Artists Óscar González-Díaz and Matthew Wead participating in Chicago Artists Coalition’s residency program Hatch Projects, juggle sports, politics, and consumerism in S-W-O-O-$-H, their year-long exploration and incubation led by curator Courtney Cintron. Upon entering S-W-O-O-$-H, viewers are met with a colorful mound of soccer balls imported from Mexico, still in their plastic packaging, piled in the gallery’s corner. The soccer motif continues in two of González’ “wooden trilateral structures this time with deconstructed soccer balls in pieces entitled “Fair Play since January 1, 1994,” and “Joga Bonito USMCA.” The soccer balls have been laid flat, restitched, and then draped from the sculpture, ultimately dismembering their purpose as a game.

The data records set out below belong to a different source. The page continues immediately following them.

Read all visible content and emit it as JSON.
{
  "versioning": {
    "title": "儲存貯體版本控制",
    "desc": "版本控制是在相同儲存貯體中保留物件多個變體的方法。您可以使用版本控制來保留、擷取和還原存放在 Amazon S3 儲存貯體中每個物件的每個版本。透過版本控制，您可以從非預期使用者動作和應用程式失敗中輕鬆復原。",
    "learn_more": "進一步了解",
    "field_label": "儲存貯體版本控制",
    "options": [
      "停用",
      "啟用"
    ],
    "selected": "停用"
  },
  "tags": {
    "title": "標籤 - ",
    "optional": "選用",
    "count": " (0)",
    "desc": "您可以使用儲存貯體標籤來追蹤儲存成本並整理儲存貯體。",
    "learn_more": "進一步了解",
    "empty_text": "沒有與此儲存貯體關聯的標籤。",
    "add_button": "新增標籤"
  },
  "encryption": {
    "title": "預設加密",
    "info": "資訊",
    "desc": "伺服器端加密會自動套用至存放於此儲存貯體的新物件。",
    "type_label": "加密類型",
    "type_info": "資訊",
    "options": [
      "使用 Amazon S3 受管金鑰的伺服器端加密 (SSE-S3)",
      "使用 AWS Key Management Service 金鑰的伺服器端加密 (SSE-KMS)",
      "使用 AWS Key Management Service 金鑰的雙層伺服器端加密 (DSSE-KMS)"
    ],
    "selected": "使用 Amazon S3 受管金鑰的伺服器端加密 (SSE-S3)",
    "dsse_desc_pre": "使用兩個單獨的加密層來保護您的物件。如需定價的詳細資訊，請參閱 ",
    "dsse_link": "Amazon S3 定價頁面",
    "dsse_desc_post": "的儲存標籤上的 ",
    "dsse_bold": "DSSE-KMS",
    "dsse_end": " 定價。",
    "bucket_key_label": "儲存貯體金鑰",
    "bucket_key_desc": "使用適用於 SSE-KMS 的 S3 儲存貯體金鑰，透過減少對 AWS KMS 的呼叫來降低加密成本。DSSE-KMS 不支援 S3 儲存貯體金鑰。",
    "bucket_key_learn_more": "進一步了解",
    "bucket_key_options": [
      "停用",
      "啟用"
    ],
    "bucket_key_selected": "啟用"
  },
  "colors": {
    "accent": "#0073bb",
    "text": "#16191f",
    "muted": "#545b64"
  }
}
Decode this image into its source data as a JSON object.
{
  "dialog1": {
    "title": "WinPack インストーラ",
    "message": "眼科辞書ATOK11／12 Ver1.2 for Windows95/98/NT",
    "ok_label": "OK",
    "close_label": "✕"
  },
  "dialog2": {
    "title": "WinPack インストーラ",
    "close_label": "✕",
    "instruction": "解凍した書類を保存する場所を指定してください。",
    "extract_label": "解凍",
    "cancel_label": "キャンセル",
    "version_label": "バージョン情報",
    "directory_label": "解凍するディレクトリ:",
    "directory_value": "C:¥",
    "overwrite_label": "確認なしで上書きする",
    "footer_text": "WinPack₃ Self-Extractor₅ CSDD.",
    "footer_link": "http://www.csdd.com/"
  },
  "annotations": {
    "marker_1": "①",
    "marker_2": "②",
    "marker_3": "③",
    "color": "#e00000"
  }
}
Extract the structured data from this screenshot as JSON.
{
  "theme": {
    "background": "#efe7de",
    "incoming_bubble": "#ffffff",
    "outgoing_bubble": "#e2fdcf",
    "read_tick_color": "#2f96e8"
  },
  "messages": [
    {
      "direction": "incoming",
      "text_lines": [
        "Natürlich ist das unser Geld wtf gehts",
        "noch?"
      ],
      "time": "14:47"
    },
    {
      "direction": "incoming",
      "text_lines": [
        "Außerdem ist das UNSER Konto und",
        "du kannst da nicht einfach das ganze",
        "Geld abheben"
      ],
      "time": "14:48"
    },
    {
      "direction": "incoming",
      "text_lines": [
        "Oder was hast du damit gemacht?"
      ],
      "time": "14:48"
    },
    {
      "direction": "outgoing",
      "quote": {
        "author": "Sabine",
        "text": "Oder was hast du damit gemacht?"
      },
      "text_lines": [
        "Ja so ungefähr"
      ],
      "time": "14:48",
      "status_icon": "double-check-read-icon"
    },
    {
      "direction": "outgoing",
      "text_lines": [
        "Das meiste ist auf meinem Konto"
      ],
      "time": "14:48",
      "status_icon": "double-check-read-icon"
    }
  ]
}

The imagery of the three wooden poles, intertwined, but not touching, is meant to mimic the relationship between Mexico, Canada, and the United States, all of which is explored further on the walls through a series of texts, charts, and media surrounding the North American Free Trade Agreement otherwise known as NAFTA.
Red vinyl cutouts of soccer players in action outline the wall in the piece “Equipos de Maquila” (Factory Teams).” Within the silhouettes is a series of photographs of past soccer players in Mexico, Trump, shipping boxes, political cartoons, and tweets, including those from the Canadian Prime Minister in response to the current U.S. Administration’s threats to disband the agreement between the three countries and Trump’s responses. The most striking work is the vinyl lettering on the wall reading “America is canceled, Mexico esta cancelado, and L’Canada est anulee,” while there is some poked humor behind it, underlying those words are dire issues.
While González uses the FIFA World Cup and sports consumerism to display the current tensions between these three nations and engage in conversation around trade, labor, and policy through these works in a deconstructed way, Matthew Wead, explores these same themes through the lens of Black Americans in a series of woodblock prints and a pop-up fashion installation.
In opposing intricate woodcut prints, Wead explores current racial tensions, the historical implications of cotton production through images of slave labor, Black consumerism, and the pandering tone of advertising campaigns for cotton-made products. In exploring its racial roots, and his own familial roots, the work’s meaning runs deep through his grandmother’s history as a sharecropper. The print “Sun Up/Sun Down” illustrates plantation workers picking the cotton, the hands of those workers appear in “With These Hands (Irma)”, and a “modern-day king” adorned with a tall high-top fade like crown inhabits “Cotton is King.” The most prolific motif is that of “the hoodie,” which has not only become an emblem of Hip-Hop culture but of the Black Lives Matter movement following the death of Trayvon Martin.
In Wead’s pop up shop, the display includes a black hoodie scripted with white paint saying “Are we meant to be feared?” or “You’ve taken our names and our spaces/Now you’ve taken our lives,” and hung from a single hanger. It also includes a play on the controversial “Make America Great Again” hat, only this one says “Fuck That America,” along with black and white hats that say Black Matters and t-shirts of Ida B. Wells, all of which are for sale next to a neon sign, reading “We Have Just Begun.”
In this day and age, as nations unearth the implications of racial injustice in the public sphere, this might just be the beginning of a long road of discourse and action for art to dismantle as well. These two artists explicitly demonstrate that art is, and always has been, a sign of the times. As more and more artists respond to the social upheavals of our time and current political landscape, what S-W-O-O-$-H has done well to deconstruct these ideals and map them out for the viewer to take in, sit with, and piece back together using history and our connectivity as the threadful lining to the truth.